- Verdonk R, Verdonk P, Huysse W, Forsyth R, Heinrichs EL: Tissue ingrowth after implantation of a novel, biodegradable polyurethane scaffold for treatment of partial meniscal lesions. Am J Sports Med 2011,39(4):774–782. doi:10.1177/0363546511398040PubMedView ArticleGoogle Scholar
- Wei LC, Gao SG, Xu M, Jiang W, Tian J, Lei GH: A novel hypothesis: the application of platelet-rich plasma can promote the clinical healing of white-white meniscal tears.
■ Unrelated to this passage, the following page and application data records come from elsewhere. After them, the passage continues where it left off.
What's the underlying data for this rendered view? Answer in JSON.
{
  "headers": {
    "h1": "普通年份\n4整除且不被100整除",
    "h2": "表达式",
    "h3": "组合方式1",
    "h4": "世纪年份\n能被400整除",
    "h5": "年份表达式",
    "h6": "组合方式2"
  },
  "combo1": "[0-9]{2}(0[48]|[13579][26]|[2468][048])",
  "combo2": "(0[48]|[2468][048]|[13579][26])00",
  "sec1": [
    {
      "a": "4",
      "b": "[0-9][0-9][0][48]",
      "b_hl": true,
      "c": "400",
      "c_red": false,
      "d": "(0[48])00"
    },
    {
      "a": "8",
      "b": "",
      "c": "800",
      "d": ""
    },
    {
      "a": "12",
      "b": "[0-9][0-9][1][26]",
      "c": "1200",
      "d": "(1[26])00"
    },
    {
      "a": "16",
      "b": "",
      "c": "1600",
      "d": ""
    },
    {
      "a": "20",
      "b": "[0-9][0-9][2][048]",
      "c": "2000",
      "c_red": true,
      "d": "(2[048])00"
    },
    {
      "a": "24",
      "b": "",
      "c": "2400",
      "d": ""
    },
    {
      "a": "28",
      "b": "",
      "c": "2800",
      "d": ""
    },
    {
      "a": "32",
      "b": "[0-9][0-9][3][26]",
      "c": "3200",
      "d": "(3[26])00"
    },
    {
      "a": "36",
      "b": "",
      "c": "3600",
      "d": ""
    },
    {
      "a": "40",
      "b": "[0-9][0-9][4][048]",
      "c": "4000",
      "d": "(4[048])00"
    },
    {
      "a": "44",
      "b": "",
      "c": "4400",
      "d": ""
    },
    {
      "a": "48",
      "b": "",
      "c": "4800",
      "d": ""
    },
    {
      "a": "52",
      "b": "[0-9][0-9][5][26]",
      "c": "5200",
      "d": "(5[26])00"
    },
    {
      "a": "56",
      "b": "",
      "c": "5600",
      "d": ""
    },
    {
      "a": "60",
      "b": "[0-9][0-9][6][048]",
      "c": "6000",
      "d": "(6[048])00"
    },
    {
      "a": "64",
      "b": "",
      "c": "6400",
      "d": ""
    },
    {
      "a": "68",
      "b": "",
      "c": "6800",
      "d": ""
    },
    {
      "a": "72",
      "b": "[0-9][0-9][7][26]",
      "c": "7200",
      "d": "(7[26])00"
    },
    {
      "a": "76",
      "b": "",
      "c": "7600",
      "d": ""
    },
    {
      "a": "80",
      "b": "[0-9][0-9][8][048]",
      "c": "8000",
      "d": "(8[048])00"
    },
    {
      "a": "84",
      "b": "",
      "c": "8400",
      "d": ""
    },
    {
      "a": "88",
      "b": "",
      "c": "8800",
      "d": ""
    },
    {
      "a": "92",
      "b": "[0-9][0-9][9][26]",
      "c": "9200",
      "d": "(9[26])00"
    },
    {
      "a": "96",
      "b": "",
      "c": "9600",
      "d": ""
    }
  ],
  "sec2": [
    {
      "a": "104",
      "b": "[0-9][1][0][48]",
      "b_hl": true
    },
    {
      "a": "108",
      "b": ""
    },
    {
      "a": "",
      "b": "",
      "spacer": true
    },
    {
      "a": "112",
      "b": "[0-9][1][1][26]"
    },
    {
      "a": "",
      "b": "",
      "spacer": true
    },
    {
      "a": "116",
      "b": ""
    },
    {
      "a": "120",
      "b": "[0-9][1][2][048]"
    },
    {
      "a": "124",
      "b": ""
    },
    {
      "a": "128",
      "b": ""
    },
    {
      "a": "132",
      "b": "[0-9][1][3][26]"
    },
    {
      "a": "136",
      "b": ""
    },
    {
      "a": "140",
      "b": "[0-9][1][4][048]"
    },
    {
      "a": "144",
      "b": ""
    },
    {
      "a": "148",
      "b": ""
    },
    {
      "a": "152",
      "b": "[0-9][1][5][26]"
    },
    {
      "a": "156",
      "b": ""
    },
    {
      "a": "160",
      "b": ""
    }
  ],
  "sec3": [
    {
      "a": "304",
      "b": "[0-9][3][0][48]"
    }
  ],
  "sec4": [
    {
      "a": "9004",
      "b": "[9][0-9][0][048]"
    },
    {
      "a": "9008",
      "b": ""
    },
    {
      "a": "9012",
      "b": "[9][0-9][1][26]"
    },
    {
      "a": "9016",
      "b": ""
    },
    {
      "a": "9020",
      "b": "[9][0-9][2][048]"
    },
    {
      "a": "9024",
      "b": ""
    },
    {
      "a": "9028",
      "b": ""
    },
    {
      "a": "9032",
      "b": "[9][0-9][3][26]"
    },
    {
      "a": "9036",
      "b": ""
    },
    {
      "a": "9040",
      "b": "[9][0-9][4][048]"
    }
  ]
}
Med Sci Monit 2012,18(8):HY47-HY50.PubMedView ArticlePubMed CentralGoogle Scholar
- Wirth CJ, Peters G, Milachowski KA, Weismeier KG, Kohn D: Long-term results of meniscal allograft transplantation. Am J Sports Med 2002,30(2):174–181.PubMedGoogle Scholar
- Yamasaki T, Deie M, Shinomiya R, Yasunaga Y, Yanada S, Ochi M: Transplantation of meniscus regenerated by tissue engineering with a scaffold derived from a rat meniscus and mesenchymal stromal cells derived from rat bone marrow. Artif Organs 2008,32(7):519–524. doi:10.1111/j.1525–1594.2008.00580.xPubMedView ArticleGoogle Scholar
- Zellner J, Mueller M, Berner A, Dienstknecht T, Kujat R, Nerlich M, Hennemann B, Koller M, Prantl L, Angele M, Angele P: Role of mesenchymal stem cells in tissue engineering of meniscus. J Biomed Mater Res A 2010,94(4):1150–1161. doi:10.1002/jbm.a.32796PubMedGoogle Scholar
- Zellner J, Hierl K, Mueller M, Pfeifer C, Berner A, Dienstknecht T, Krutsch W, Geis S, Gehmert S, Kujat R, Dendorfer S, Prantl L, Nerlich M, Angele P: Stem cell-based tissue-engineering for treatment of meniscal tears in the avascular zone. J Biomed Mater Res B Appl Biomater 2013,101(7):1133–1142. doi:10.1002/jbm.b.32922PubMedView ArticleGoogle Scholar
This article is published under license to BioMed Central Ltd. This is an Open Access article distributed under the terms of the Creative Commons Attribution License (http://creativecommons.org/licenses/by/4.0), which permits unrestricted use, distribution, and reproduction in any medium, provided the original work is properly credited.